→ **ACTIVITY**
Search the material for the string "name", then report how many lines hold it, with no other text.

────

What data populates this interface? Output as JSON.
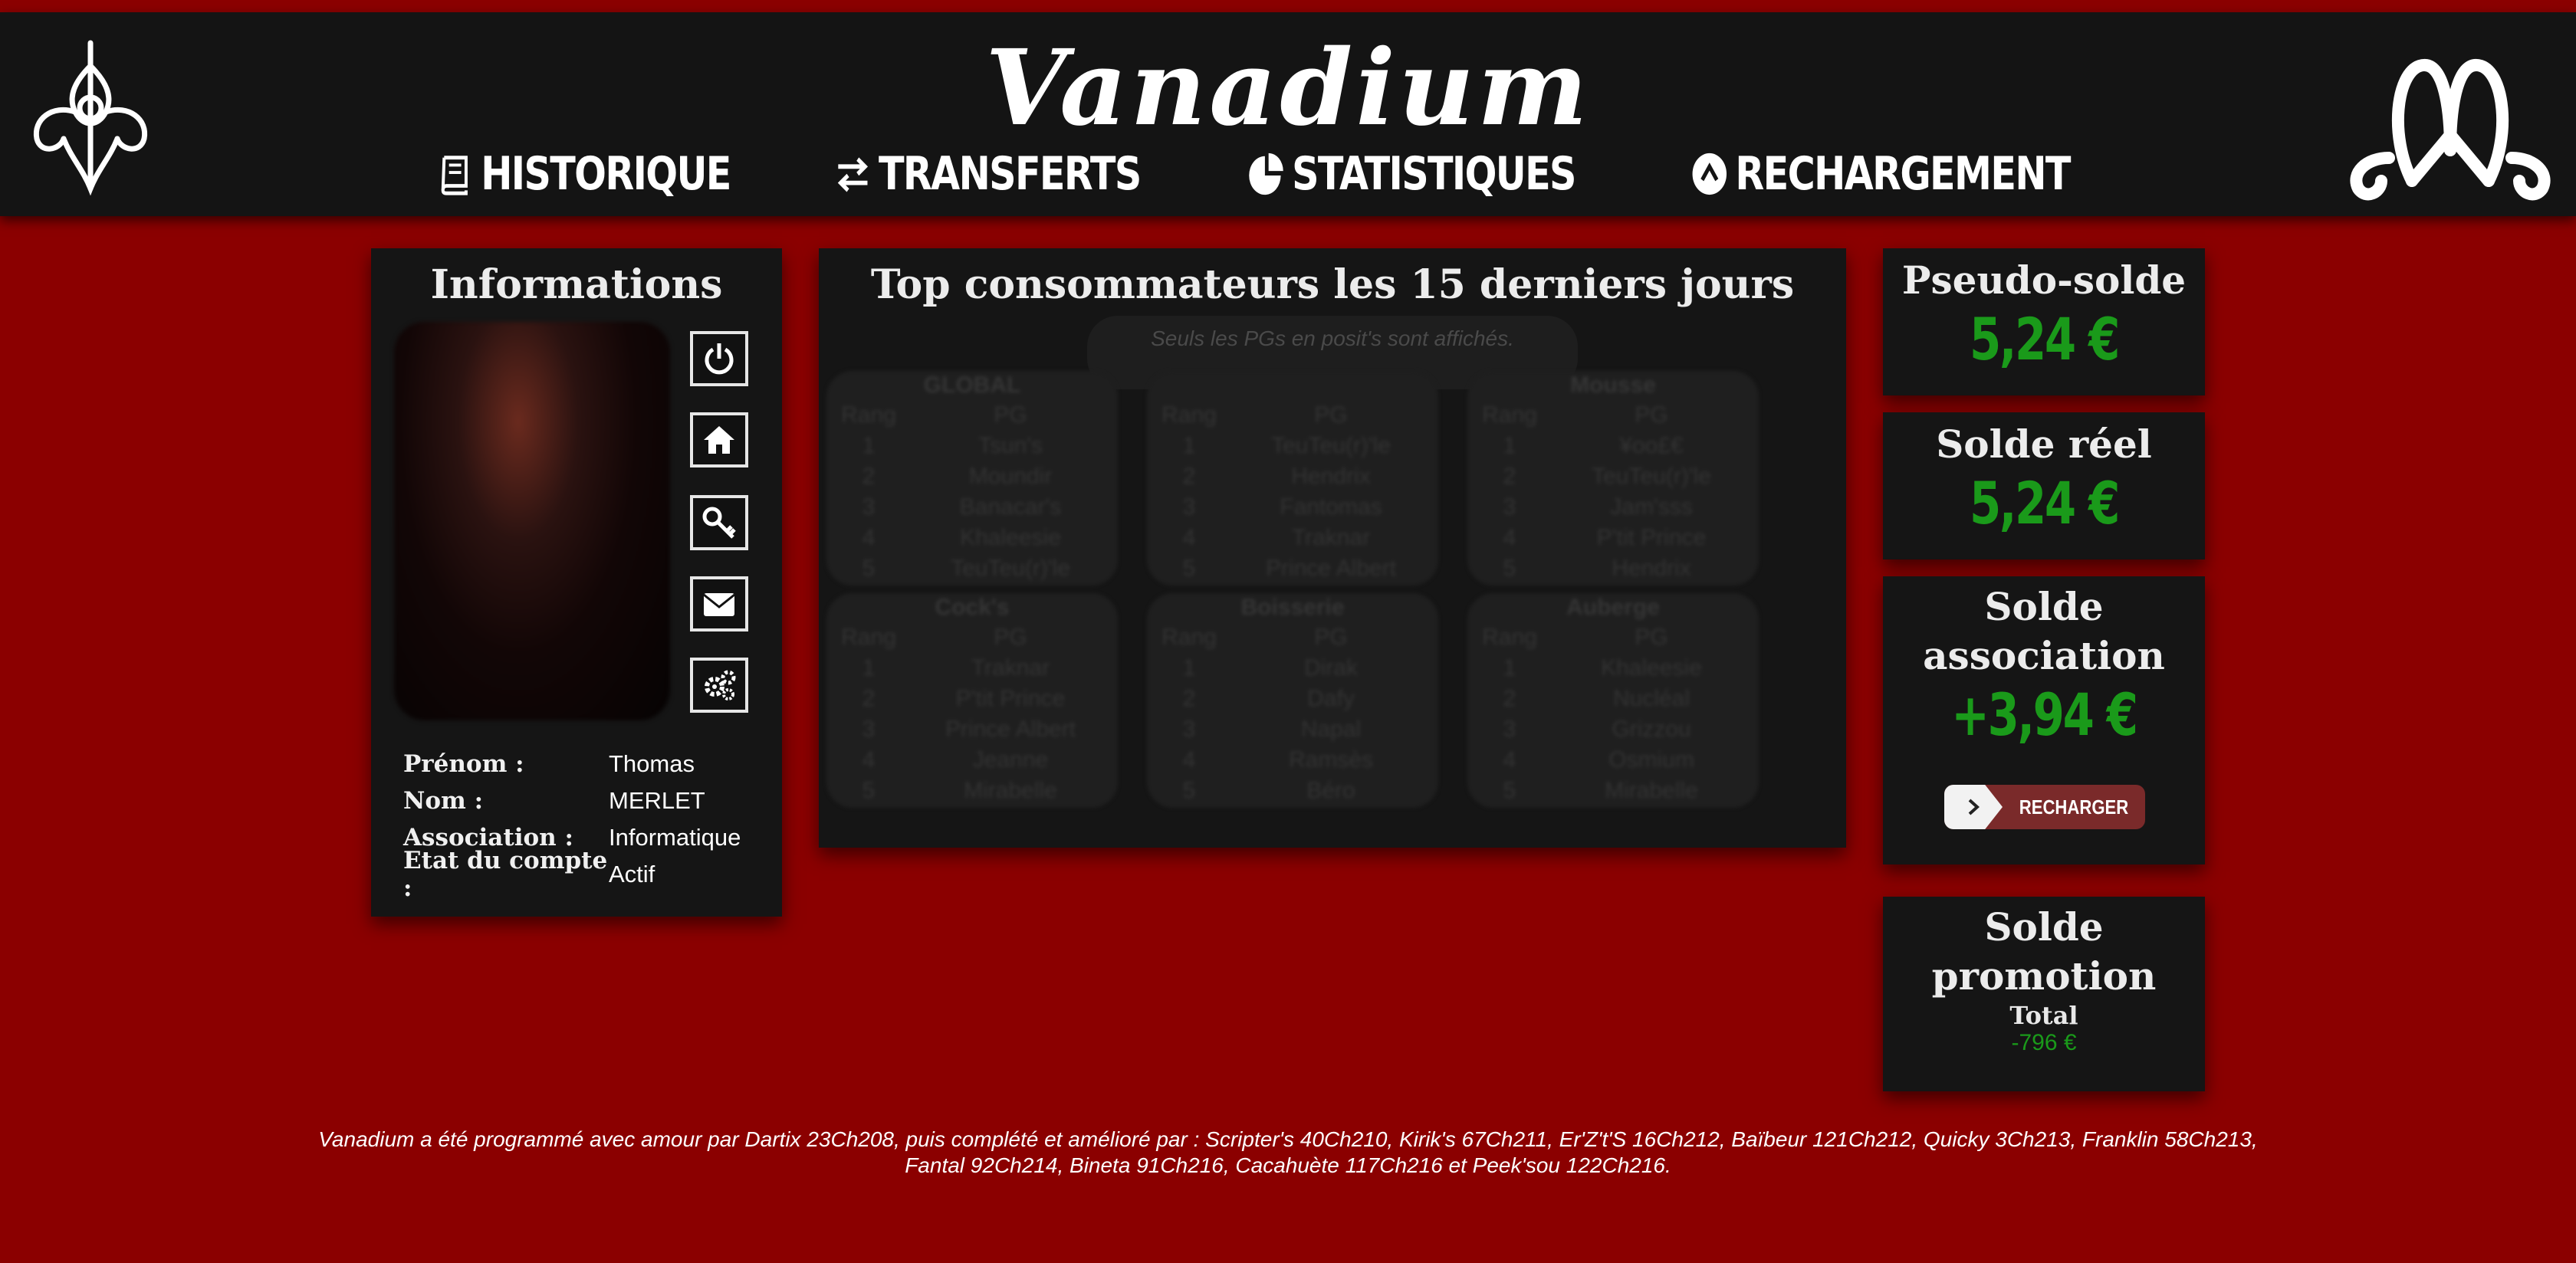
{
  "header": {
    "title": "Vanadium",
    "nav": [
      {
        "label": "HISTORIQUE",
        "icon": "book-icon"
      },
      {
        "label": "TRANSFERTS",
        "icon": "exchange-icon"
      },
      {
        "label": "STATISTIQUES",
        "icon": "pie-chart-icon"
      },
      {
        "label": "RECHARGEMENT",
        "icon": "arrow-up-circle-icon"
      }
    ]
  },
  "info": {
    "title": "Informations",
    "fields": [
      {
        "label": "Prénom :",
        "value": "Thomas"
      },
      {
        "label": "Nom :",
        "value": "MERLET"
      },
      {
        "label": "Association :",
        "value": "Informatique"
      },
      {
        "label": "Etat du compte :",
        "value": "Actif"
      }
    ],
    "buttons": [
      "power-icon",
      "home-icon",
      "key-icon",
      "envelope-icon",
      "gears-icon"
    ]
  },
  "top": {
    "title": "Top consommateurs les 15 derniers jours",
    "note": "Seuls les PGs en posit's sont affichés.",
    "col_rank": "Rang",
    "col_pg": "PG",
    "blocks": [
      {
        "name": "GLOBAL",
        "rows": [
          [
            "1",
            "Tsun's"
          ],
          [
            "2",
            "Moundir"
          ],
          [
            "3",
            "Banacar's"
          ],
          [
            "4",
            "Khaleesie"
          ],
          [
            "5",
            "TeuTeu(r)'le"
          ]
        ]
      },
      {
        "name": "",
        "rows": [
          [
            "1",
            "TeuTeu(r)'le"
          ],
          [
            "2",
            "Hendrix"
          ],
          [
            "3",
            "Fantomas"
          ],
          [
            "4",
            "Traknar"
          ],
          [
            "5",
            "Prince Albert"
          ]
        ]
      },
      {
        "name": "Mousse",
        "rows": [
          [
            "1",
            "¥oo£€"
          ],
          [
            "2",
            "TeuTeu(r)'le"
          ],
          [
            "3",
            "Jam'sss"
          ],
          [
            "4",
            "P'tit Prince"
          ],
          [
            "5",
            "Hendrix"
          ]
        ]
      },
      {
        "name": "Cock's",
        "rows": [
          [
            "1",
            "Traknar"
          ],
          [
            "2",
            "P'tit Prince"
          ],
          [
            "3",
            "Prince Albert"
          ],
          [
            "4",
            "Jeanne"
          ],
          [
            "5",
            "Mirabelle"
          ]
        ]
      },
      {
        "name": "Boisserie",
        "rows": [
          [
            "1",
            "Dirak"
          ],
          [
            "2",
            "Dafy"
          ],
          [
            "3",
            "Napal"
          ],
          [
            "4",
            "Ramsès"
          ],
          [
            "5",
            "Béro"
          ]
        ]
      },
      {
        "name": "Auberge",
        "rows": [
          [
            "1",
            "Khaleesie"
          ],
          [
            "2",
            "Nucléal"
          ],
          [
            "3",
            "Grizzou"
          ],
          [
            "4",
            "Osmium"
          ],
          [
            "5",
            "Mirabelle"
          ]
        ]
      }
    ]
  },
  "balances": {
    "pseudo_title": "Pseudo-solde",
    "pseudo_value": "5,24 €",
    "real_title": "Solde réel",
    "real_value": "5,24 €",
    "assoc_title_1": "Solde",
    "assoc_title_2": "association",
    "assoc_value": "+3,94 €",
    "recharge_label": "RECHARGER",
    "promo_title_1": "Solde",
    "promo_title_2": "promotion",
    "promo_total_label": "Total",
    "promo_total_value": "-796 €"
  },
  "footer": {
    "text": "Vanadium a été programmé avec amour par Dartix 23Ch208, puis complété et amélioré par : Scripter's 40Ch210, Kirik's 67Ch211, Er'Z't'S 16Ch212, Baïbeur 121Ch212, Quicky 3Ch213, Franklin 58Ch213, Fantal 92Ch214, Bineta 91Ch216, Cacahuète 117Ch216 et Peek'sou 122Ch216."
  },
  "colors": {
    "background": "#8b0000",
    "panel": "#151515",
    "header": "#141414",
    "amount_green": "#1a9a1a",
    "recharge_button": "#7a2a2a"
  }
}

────

→ **EXERCISE OUTPUT**
6